Website and app data records
▼
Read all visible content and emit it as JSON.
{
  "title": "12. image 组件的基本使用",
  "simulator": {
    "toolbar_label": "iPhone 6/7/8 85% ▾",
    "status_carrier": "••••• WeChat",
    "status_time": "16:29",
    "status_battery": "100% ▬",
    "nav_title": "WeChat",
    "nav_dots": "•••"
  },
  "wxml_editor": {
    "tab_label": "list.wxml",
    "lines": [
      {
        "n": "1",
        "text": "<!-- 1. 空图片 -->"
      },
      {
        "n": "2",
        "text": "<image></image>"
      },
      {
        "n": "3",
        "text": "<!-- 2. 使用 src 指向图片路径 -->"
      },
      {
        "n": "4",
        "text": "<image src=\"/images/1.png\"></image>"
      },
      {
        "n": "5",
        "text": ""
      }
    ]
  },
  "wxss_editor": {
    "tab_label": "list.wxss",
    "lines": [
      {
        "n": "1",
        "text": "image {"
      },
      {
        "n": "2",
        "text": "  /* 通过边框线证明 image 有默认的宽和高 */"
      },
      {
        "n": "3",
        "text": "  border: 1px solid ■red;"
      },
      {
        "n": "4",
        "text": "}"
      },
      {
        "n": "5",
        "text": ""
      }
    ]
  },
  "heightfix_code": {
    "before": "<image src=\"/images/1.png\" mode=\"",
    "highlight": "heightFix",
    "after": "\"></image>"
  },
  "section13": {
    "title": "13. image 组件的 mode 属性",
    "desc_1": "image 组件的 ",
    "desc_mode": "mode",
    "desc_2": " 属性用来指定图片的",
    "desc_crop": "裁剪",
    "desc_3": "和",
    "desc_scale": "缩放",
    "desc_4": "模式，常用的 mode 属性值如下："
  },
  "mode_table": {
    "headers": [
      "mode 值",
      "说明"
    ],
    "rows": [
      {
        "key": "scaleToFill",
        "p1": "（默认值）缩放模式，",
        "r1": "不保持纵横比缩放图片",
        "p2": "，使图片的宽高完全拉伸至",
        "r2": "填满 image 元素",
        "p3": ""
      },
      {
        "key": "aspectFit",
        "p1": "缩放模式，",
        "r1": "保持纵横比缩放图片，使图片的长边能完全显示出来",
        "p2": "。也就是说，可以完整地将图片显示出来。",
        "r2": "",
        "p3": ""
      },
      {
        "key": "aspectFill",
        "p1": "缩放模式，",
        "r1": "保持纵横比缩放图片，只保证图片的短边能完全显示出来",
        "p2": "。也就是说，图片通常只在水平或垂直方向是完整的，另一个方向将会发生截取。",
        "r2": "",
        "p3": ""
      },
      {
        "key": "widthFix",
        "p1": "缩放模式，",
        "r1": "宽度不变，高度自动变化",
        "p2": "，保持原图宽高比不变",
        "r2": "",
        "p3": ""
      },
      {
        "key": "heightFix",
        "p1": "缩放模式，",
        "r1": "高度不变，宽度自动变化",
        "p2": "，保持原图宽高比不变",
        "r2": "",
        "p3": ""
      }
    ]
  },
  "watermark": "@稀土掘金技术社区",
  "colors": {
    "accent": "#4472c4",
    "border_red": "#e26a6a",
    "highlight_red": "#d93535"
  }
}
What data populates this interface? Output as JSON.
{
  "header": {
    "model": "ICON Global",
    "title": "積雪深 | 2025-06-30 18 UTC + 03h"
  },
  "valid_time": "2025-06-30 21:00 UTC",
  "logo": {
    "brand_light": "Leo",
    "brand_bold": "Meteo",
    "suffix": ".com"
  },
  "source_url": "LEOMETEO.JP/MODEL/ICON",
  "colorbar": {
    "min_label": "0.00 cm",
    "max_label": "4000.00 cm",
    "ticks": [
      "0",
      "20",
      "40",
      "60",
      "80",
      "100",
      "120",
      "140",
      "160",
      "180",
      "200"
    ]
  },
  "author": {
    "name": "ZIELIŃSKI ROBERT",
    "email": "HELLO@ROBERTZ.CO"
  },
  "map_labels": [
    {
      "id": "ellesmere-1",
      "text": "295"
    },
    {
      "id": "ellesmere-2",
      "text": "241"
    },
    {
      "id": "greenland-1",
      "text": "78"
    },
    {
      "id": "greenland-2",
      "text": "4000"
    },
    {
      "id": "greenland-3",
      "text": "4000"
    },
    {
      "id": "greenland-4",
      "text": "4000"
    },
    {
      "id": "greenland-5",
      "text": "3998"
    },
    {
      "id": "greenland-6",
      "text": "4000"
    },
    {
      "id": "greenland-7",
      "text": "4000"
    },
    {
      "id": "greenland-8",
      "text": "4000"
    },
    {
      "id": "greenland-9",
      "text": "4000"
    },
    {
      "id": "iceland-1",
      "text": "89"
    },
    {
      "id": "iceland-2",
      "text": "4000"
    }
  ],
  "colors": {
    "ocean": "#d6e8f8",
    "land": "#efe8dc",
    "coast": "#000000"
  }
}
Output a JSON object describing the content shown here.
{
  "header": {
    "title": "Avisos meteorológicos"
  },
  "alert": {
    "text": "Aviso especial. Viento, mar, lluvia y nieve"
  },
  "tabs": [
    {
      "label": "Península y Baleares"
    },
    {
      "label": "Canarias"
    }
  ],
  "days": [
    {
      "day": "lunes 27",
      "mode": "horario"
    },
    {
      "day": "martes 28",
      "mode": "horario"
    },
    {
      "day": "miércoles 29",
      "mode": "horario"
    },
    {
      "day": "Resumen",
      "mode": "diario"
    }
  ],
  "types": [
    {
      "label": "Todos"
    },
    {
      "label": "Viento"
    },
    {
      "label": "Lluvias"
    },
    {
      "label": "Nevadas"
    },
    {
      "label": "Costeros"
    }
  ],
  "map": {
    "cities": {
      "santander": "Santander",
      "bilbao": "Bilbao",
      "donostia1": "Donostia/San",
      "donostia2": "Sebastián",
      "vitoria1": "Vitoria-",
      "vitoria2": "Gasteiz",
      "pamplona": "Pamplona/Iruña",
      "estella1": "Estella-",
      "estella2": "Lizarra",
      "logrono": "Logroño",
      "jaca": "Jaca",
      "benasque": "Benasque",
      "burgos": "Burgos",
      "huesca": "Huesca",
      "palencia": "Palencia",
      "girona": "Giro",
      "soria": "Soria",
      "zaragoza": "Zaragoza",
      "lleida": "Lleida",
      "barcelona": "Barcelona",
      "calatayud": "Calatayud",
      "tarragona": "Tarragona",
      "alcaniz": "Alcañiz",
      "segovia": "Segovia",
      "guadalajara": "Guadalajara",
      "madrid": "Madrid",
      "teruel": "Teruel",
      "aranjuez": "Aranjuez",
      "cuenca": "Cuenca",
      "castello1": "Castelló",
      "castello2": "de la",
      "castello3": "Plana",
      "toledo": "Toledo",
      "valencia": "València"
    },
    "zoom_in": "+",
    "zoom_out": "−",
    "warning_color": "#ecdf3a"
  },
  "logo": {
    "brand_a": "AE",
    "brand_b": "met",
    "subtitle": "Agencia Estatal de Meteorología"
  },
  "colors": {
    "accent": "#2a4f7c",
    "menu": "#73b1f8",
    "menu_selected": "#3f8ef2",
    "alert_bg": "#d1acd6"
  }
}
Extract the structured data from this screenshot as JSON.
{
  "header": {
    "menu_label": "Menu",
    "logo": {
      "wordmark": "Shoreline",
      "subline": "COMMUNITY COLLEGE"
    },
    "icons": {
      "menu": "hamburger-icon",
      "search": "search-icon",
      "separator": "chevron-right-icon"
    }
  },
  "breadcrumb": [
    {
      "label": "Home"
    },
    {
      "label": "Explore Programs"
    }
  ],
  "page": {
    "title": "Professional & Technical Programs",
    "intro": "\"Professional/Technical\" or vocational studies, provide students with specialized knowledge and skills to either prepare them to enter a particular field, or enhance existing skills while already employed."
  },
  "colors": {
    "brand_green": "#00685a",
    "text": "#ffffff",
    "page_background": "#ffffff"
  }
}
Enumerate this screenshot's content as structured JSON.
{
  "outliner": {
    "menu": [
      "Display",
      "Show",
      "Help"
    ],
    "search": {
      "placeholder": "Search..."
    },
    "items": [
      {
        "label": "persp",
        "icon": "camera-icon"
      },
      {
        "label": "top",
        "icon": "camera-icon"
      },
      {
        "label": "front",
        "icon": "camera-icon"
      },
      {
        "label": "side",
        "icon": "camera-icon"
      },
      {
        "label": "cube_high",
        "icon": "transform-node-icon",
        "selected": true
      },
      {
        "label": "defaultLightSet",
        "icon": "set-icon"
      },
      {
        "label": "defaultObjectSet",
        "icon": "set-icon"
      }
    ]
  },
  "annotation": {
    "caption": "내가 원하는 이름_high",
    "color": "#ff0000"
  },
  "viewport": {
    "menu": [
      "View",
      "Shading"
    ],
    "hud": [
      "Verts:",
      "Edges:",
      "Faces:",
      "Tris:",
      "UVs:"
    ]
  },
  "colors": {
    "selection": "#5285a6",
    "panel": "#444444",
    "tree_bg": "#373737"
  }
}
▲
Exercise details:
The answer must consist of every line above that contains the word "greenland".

Output of the task:
      "id": "greenland-1",
      "id": "greenland-2",
      "id": "greenland-3",
      "id": "greenland-4",
      "id": "greenland-5",
      "id": "greenland-6",
      "id": "greenland-7",
      "id": "greenland-8",
      "id": "greenland-9",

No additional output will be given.